*** Begin section ***
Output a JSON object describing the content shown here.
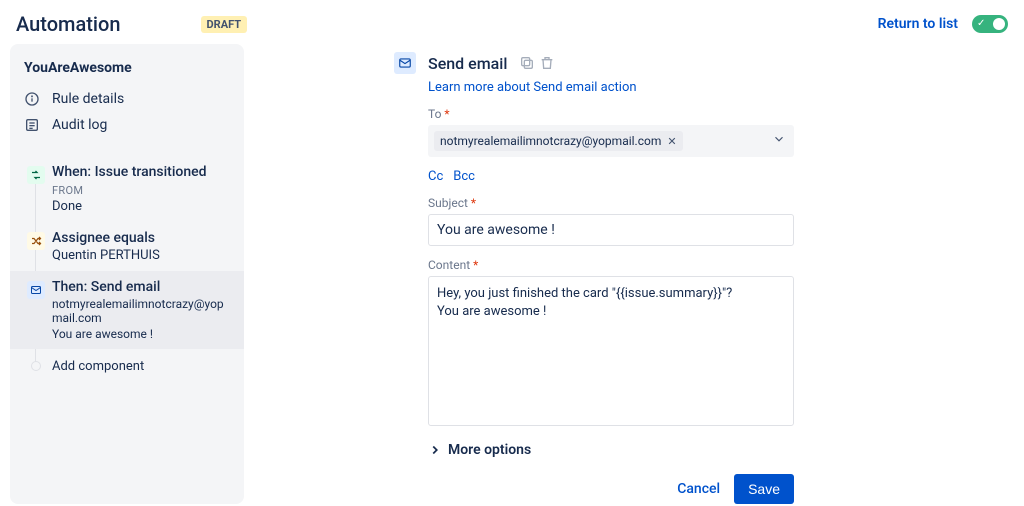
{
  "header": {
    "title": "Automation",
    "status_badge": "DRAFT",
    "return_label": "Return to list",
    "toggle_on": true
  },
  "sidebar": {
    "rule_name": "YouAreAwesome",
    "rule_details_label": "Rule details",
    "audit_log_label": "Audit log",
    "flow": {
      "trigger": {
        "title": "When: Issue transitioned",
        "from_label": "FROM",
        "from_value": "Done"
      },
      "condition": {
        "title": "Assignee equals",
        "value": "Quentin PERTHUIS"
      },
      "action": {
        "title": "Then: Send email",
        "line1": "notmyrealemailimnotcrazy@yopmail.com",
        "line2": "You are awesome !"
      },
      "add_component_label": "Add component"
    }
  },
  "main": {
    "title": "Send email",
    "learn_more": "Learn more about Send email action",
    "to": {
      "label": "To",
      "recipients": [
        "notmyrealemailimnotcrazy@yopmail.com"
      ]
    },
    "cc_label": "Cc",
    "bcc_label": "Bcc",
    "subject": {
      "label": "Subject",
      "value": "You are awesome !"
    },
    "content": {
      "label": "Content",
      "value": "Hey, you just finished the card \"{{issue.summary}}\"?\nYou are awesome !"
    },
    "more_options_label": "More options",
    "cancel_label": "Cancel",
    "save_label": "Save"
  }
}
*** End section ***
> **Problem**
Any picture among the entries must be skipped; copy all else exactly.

> **Output for this exercise**
Output a JSON object describing the content shown here.
{
  "header": {
    "title": "Automation",
    "status_badge": "DRAFT",
    "return_label": "Return to list",
    "toggle_on": true
  },
  "sidebar": {
    "rule_name": "YouAreAwesome",
    "rule_details_label": "Rule details",
    "audit_log_label": "Audit log",
    "flow": {
      "trigger": {
        "title": "When: Issue transitioned",
        "from_label": "FROM",
        "from_value": "Done"
      },
      "condition": {
        "title": "Assignee equals",
        "value": "Quentin PERTHUIS"
      },
      "action": {
        "title": "Then: Send email",
        "line1": "notmyrealemailimnotcrazy@yopmail.com",
        "line2": "You are awesome !"
      },
      "add_component_label": "Add component"
    }
  },
  "main": {
    "title": "Send email",
    "learn_more": "Learn more about Send email action",
    "to": {
      "label": "To",
      "recipients": [
        "notmyrealemailimnotcrazy@yopmail.com"
      ]
    },
    "cc_label": "Cc",
    "bcc_label": "Bcc",
    "subject": {
      "label": "Subject",
      "value": "You are awesome !"
    },
    "content": {
      "label": "Content",
      "value": "Hey, you just finished the card \"{{issue.summary}}\"?\nYou are awesome !"
    },
    "more_options_label": "More options",
    "cancel_label": "Cancel",
    "save_label": "Save"
  }
}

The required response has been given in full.